    1|0
    1|1
    • Two things (and I'm just putting it out there/not telling)... if a sibling found out your SO was cheating on you, you wouldn't want him/her to tell you or even a best friend? When you say, not your place, does that not contradict what it means to be a good friend? You aren't the one who has cheated. The second is, with the illegal activity, a lot of times, simply having the knowledge and not reporting could get you in trouble, or for example if they are running a meth house with other people inside, other family could be seriously killed or injured should some crazy come around or the house explode. Or if someone is selling drugs to neighborhood kids, how long before they get to your family?

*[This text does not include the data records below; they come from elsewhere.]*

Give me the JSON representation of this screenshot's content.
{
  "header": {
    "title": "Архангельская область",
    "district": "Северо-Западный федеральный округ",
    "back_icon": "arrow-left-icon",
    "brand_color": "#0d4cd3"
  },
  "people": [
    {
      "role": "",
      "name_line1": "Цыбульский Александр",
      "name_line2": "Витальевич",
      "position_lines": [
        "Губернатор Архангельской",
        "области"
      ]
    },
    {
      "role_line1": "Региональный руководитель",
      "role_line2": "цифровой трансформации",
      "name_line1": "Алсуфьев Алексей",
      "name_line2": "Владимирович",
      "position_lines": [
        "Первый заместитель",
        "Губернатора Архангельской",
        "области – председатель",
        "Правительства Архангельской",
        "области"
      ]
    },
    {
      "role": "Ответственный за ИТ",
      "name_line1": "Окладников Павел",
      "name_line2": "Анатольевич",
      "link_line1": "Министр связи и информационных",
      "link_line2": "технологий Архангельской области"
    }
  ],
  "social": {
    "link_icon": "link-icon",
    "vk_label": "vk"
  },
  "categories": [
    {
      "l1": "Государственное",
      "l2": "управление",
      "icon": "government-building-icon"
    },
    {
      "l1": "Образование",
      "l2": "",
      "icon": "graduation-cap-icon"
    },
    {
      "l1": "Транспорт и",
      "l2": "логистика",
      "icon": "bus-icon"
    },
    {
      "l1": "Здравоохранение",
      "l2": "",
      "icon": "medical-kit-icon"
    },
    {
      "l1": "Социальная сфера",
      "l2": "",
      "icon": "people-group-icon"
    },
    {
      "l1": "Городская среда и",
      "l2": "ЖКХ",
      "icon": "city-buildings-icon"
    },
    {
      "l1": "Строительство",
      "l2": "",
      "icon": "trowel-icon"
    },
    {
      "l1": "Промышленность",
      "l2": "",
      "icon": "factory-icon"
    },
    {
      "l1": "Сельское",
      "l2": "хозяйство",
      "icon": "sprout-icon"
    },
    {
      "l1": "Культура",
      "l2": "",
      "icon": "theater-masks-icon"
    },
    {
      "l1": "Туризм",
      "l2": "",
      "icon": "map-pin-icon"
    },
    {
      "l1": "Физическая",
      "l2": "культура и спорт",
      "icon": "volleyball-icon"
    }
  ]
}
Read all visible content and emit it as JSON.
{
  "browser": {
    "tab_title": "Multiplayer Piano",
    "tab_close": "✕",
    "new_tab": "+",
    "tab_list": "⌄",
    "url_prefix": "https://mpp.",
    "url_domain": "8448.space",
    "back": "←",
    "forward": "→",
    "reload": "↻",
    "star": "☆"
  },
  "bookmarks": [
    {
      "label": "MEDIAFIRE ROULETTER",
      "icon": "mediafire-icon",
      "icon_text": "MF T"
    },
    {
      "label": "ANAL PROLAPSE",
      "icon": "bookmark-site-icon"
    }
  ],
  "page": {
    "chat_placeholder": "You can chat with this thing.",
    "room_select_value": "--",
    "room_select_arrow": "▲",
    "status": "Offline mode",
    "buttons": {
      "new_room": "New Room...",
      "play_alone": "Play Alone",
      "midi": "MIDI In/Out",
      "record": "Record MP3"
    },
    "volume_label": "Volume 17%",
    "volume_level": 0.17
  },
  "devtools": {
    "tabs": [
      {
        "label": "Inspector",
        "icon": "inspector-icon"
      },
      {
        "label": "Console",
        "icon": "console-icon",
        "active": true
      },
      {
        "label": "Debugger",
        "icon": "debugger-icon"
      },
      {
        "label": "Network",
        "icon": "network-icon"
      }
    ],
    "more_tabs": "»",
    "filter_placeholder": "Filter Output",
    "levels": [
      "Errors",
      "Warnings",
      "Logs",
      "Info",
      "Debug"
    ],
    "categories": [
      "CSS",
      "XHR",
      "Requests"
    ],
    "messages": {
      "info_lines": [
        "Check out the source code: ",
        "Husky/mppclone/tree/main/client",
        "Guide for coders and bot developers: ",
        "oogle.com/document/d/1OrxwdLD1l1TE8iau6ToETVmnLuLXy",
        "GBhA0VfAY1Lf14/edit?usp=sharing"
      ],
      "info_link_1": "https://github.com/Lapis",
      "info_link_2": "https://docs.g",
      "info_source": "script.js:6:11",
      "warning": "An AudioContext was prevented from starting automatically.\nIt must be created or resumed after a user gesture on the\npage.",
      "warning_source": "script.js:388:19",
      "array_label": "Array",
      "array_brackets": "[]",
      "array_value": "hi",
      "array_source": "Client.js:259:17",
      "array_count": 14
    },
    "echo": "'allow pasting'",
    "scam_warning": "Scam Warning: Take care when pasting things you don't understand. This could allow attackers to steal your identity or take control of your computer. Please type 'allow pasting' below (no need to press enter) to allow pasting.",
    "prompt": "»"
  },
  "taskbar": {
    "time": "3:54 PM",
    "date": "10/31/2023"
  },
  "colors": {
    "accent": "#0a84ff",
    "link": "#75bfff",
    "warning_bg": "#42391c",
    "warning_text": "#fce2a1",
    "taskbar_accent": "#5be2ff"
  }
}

Sometimes illegal activity isn't just affecting the one person. If you know the others it could affect, to me, personally, that's a problem especially if kids are involved.

  • No. It's not your place to do so. You should help them where required and morally is ok but don't expose them. Mind your business.

    0|2
    0|0
  • 1 and 4. You can leave them to do as they please. The rest of them, if its illegal, hurting them, or going to hurt them. You really should first talk to them to try and get them to accept some help, and if not, inform one of their family members or the police.

    0|0
    0|0
Loading...